[Action item]
Images do not belong in the copy; retype the rest of the entries below exactly.

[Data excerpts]
+===+
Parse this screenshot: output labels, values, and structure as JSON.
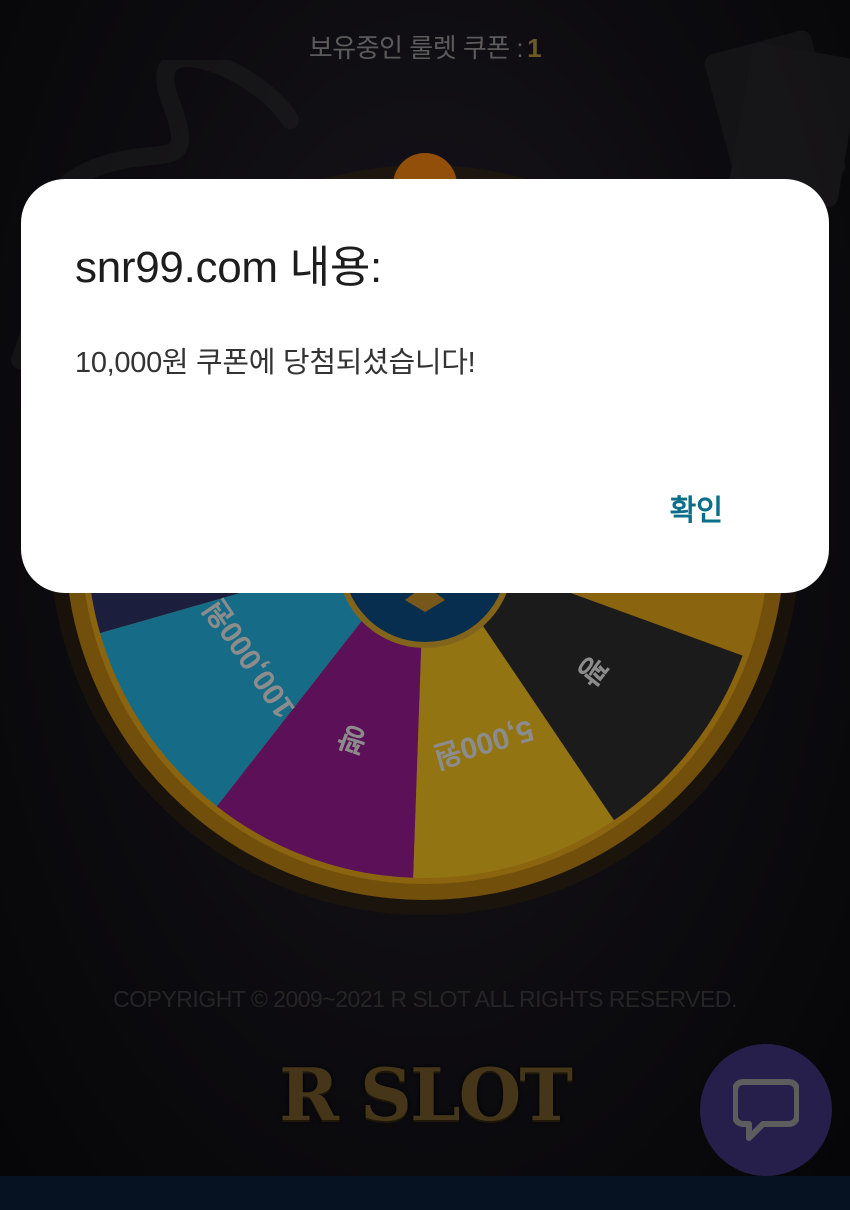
{
  "header": {
    "coupon_label": "보유중인 룰렛 쿠폰 :",
    "coupon_count": "1"
  },
  "roulette": {
    "segments": [
      {
        "label": "꽝",
        "color": "#2b2f5e"
      },
      {
        "label": "100,000원",
        "color": "#23a7cf"
      },
      {
        "label": "꽝",
        "color": "#8d1a86"
      },
      {
        "label": "5,000원",
        "color": "#e0b21d"
      },
      {
        "label": "꽝",
        "color": "#2a2a2a"
      }
    ],
    "rim_color": "#e2a11e"
  },
  "footer": {
    "copyright": "COPYRIGHT © 2009~2021 R SLOT ALL RIGHTS RESERVED.",
    "logo_text": "R SLOT"
  },
  "chat": {
    "icon": "chat-bubble-icon",
    "color": "#3c3073"
  },
  "dialog": {
    "title": "snr99.com 내용:",
    "message": "10,000원 쿠폰에 당첨되셨습니다!",
    "confirm_label": "확인"
  }
}
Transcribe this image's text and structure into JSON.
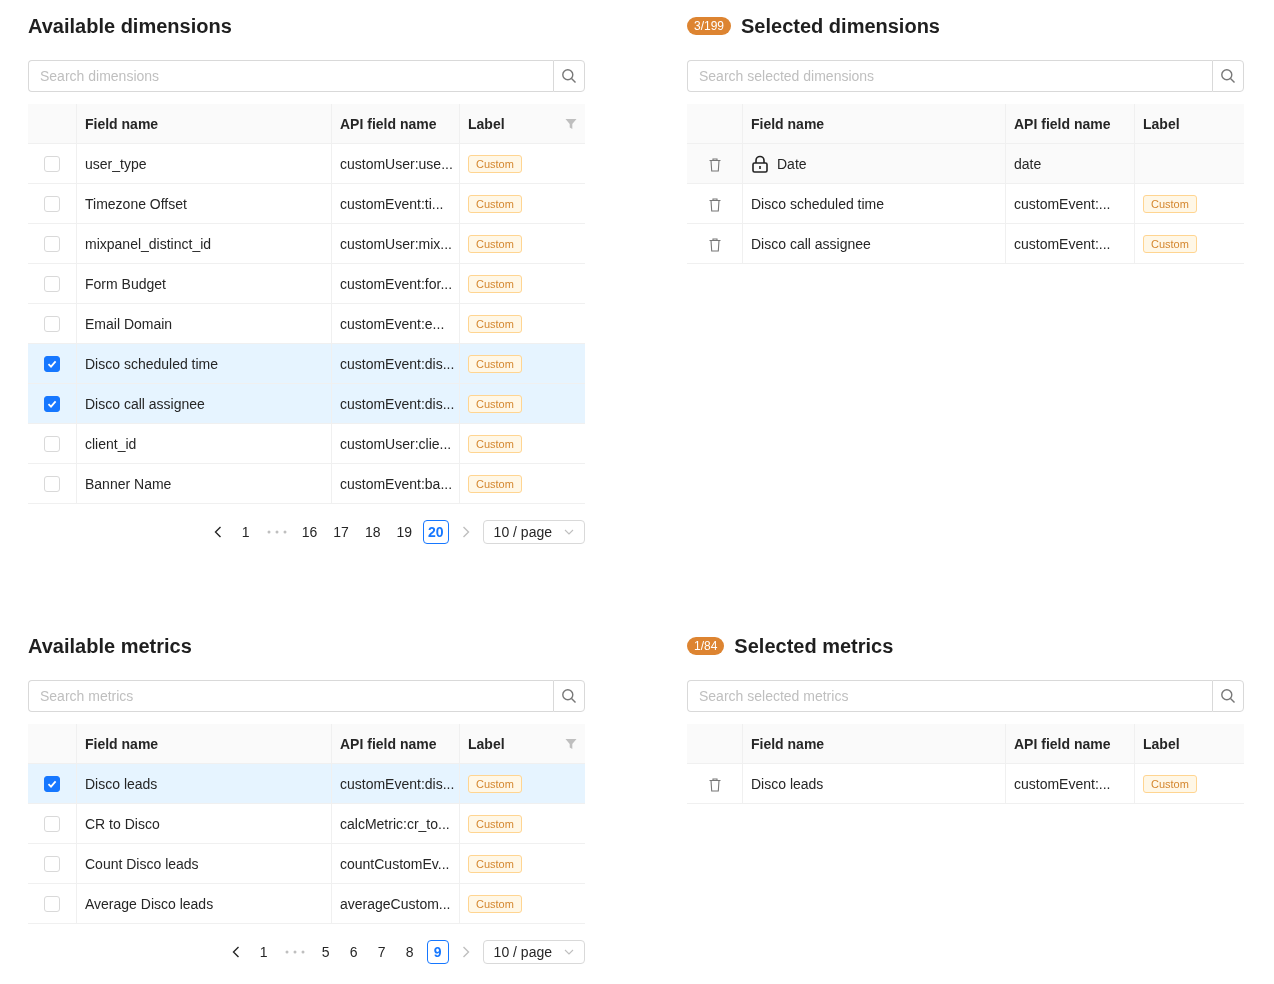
{
  "sections": [
    {
      "kind": "available",
      "title": "Available dimensions",
      "search": {
        "placeholder": "Search dimensions"
      },
      "columns": [
        {
          "title": "Field name",
          "filterable": false
        },
        {
          "title": "API field name",
          "filterable": false
        },
        {
          "title": "Label",
          "filterable": true
        }
      ],
      "rows": [
        {
          "checked": false,
          "field_name": "user_type",
          "api_field_name": "customUser:use...",
          "label": "Custom"
        },
        {
          "checked": false,
          "field_name": "Timezone Offset",
          "api_field_name": "customEvent:ti...",
          "label": "Custom"
        },
        {
          "checked": false,
          "field_name": "mixpanel_distinct_id",
          "api_field_name": "customUser:mix...",
          "label": "Custom"
        },
        {
          "checked": false,
          "field_name": "Form Budget",
          "api_field_name": "customEvent:for...",
          "label": "Custom"
        },
        {
          "checked": false,
          "field_name": "Email Domain",
          "api_field_name": "customEvent:e...",
          "label": "Custom"
        },
        {
          "checked": true,
          "field_name": "Disco scheduled time",
          "api_field_name": "customEvent:dis...",
          "label": "Custom"
        },
        {
          "checked": true,
          "field_name": "Disco call assignee",
          "api_field_name": "customEvent:dis...",
          "label": "Custom"
        },
        {
          "checked": false,
          "field_name": "client_id",
          "api_field_name": "customUser:clie...",
          "label": "Custom"
        },
        {
          "checked": false,
          "field_name": "Banner Name",
          "api_field_name": "customEvent:ba...",
          "label": "Custom"
        }
      ],
      "pagination": {
        "prev_disabled": false,
        "next_disabled": true,
        "pages": [
          {
            "label": "1",
            "selected": false
          },
          {
            "label": "16",
            "selected": false
          },
          {
            "label": "17",
            "selected": false
          },
          {
            "label": "18",
            "selected": false
          },
          {
            "label": "19",
            "selected": false
          },
          {
            "label": "20",
            "selected": true
          }
        ],
        "page_size": "10 / page"
      }
    },
    {
      "kind": "selected",
      "badge": "3/199",
      "title": "Selected dimensions",
      "search": {
        "placeholder": "Search selected dimensions"
      },
      "columns": [
        {
          "title": "Field name",
          "filterable": false
        },
        {
          "title": "API field name",
          "filterable": false
        },
        {
          "title": "Label",
          "filterable": false
        }
      ],
      "rows": [
        {
          "locked": true,
          "field_name": "Date",
          "api_field_name": "date"
        },
        {
          "locked": false,
          "field_name": "Disco scheduled time",
          "api_field_name": "customEvent:...",
          "label": "Custom"
        },
        {
          "locked": false,
          "field_name": "Disco call assignee",
          "api_field_name": "customEvent:...",
          "label": "Custom"
        }
      ]
    },
    {
      "kind": "available",
      "title": "Available metrics",
      "search": {
        "placeholder": "Search metrics"
      },
      "columns": [
        {
          "title": "Field name",
          "filterable": false
        },
        {
          "title": "API field name",
          "filterable": false
        },
        {
          "title": "Label",
          "filterable": true
        }
      ],
      "rows": [
        {
          "checked": true,
          "field_name": "Disco leads",
          "api_field_name": "customEvent:dis...",
          "label": "Custom"
        },
        {
          "checked": false,
          "field_name": "CR to Disco",
          "api_field_name": "calcMetric:cr_to...",
          "label": "Custom"
        },
        {
          "checked": false,
          "field_name": "Count Disco leads",
          "api_field_name": "countCustomEv...",
          "label": "Custom"
        },
        {
          "checked": false,
          "field_name": "Average Disco leads",
          "api_field_name": "averageCustom...",
          "label": "Custom"
        }
      ],
      "pagination": {
        "prev_disabled": false,
        "next_disabled": true,
        "pages": [
          {
            "label": "1",
            "selected": false
          },
          {
            "label": "5",
            "selected": false
          },
          {
            "label": "6",
            "selected": false
          },
          {
            "label": "7",
            "selected": false
          },
          {
            "label": "8",
            "selected": false
          },
          {
            "label": "9",
            "selected": true
          }
        ],
        "page_size": "10 / page"
      }
    },
    {
      "kind": "selected",
      "badge": "1/84",
      "title": "Selected metrics",
      "search": {
        "placeholder": "Search selected metrics"
      },
      "columns": [
        {
          "title": "Field name",
          "filterable": false
        },
        {
          "title": "API field name",
          "filterable": false
        },
        {
          "title": "Label",
          "filterable": false
        }
      ],
      "rows": [
        {
          "locked": false,
          "field_name": "Disco leads",
          "api_field_name": "customEvent:...",
          "label": "Custom"
        }
      ]
    }
  ]
}
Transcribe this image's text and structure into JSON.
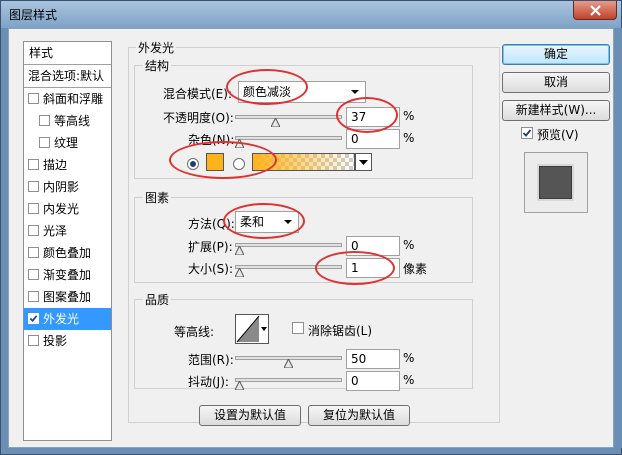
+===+
[Answer to this task]
Parse this screenshot: output labels, values, and structure as JSON.
{
  "header": {
    "coupon_label": "보유중인 룰렛 쿠폰 :",
    "coupon_count": "1"
  },
  "roulette": {
    "segments": [
      {
        "label": "꽝",
        "color": "#2b2f5e"
      },
      {
        "label": "100,000원",
        "color": "#23a7cf"
      },
      {
        "label": "꽝",
        "color": "#8d1a86"
      },
      {
        "label": "5,000원",
        "color": "#e0b21d"
      },
      {
        "label": "꽝",
        "color": "#2a2a2a"
      }
    ],
    "rim_color": "#e2a11e"
  },
  "footer": {
    "copyright": "COPYRIGHT © 2009~2021 R SLOT ALL RIGHTS RESERVED.",
    "logo_text": "R SLOT"
  },
  "chat": {
    "icon": "chat-bubble-icon",
    "color": "#3c3073"
  },
  "dialog": {
    "title": "snr99.com 내용:",
    "message": "10,000원 쿠폰에 당첨되셨습니다!",
    "confirm_label": "확인"
  }
}
Transcribe this image's text and structure into JSON.
{
  "sections": [
    {
      "kind": "available",
      "title": "Available dimensions",
      "search": {
        "placeholder": "Search dimensions"
      },
      "columns": [
        {
          "title": "Field name",
          "filterable": false
        },
        {
          "title": "API field name",
          "filterable": false
        },
        {
          "title": "Label",
          "filterable": true
        }
      ],
      "rows": [
        {
          "checked": false,
          "field_name": "user_type",
          "api_field_name": "customUser:use...",
          "label": "Custom"
        },
        {
          "checked": false,
          "field_name": "Timezone Offset",
          "api_field_name": "customEvent:ti...",
          "label": "Custom"
        },
        {
          "checked": false,
          "field_name": "mixpanel_distinct_id",
          "api_field_name": "customUser:mix...",
          "label": "Custom"
        },
        {
          "checked": false,
          "field_name": "Form Budget",
          "api_field_name": "customEvent:for...",
          "label": "Custom"
        },
        {
          "checked": false,
          "field_name": "Email Domain",
          "api_field_name": "customEvent:e...",
          "label": "Custom"
        },
        {
          "checked": true,
          "field_name": "Disco scheduled time",
          "api_field_name": "customEvent:dis...",
          "label": "Custom"
        },
        {
          "checked": true,
          "field_name": "Disco call assignee",
          "api_field_name": "customEvent:dis...",
          "label": "Custom"
        },
        {
          "checked": false,
          "field_name": "client_id",
          "api_field_name": "customUser:clie...",
          "label": "Custom"
        },
        {
          "checked": false,
          "field_name": "Banner Name",
          "api_field_name": "customEvent:ba...",
          "label": "Custom"
        }
      ],
      "pagination": {
        "prev_disabled": false,
        "next_disabled": true,
        "pages": [
          {
            "label": "1",
            "selected": false
          },
          {
            "label": "16",
            "selected": false
          },
          {
            "label": "17",
            "selected": false
          },
          {
            "label": "18",
            "selected": false
          },
          {
            "label": "19",
            "selected": false
          },
          {
            "label": "20",
            "selected": true
          }
        ],
        "page_size": "10 / page"
      }
    },
    {
      "kind": "selected",
      "badge": "3/199",
      "title": "Selected dimensions",
      "search": {
        "placeholder": "Search selected dimensions"
      },
      "columns": [
        {
          "title": "Field name",
          "filterable": false
        },
        {
          "title": "API field name",
          "filterable": false
        },
        {
          "title": "Label",
          "filterable": false
        }
      ],
      "rows": [
        {
          "locked": true,
          "field_name": "Date",
          "api_field_name": "date"
        },
        {
          "locked": false,
          "field_name": "Disco scheduled time",
          "api_field_name": "customEvent:...",
          "label": "Custom"
        },
        {
          "locked": false,
          "field_name": "Disco call assignee",
          "api_field_name": "customEvent:...",
          "label": "Custom"
        }
      ]
    },
    {
      "kind": "available",
      "title": "Available metrics",
      "search": {
        "placeholder": "Search metrics"
      },
      "columns": [
        {
          "title": "Field name",
          "filterable": false
        },
        {
          "title": "API field name",
          "filterable": false
        },
        {
          "title": "Label",
          "filterable": true
        }
      ],
      "rows": [
        {
          "checked": true,
          "field_name": "Disco leads",
          "api_field_name": "customEvent:dis...",
          "label": "Custom"
        },
        {
          "checked": false,
          "field_name": "CR to Disco",
          "api_field_name": "calcMetric:cr_to...",
          "label": "Custom"
        },
        {
          "checked": false,
          "field_name": "Count Disco leads",
          "api_field_name": "countCustomEv...",
          "label": "Custom"
        },
        {
          "checked": false,
          "field_name": "Average Disco leads",
          "api_field_name": "averageCustom...",
          "label": "Custom"
        }
      ],
      "pagination": {
        "prev_disabled": false,
        "next_disabled": true,
        "pages": [
          {
            "label": "1",
            "selected": false
          },
          {
            "label": "5",
            "selected": false
          },
          {
            "label": "6",
            "selected": false
          },
          {
            "label": "7",
            "selected": false
          },
          {
            "label": "8",
            "selected": false
          },
          {
            "label": "9",
            "selected": true
          }
        ],
        "page_size": "10 / page"
      }
    },
    {
      "kind": "selected",
      "badge": "1/84",
      "title": "Selected metrics",
      "search": {
        "placeholder": "Search selected metrics"
      },
      "columns": [
        {
          "title": "Field name",
          "filterable": false
        },
        {
          "title": "API field name",
          "filterable": false
        },
        {
          "title": "Label",
          "filterable": false
        }
      ],
      "rows": [
        {
          "locked": false,
          "field_name": "Disco leads",
          "api_field_name": "customEvent:...",
          "label": "Custom"
        }
      ]
    }
  ]
}
Transcribe this image's text and structure into JSON.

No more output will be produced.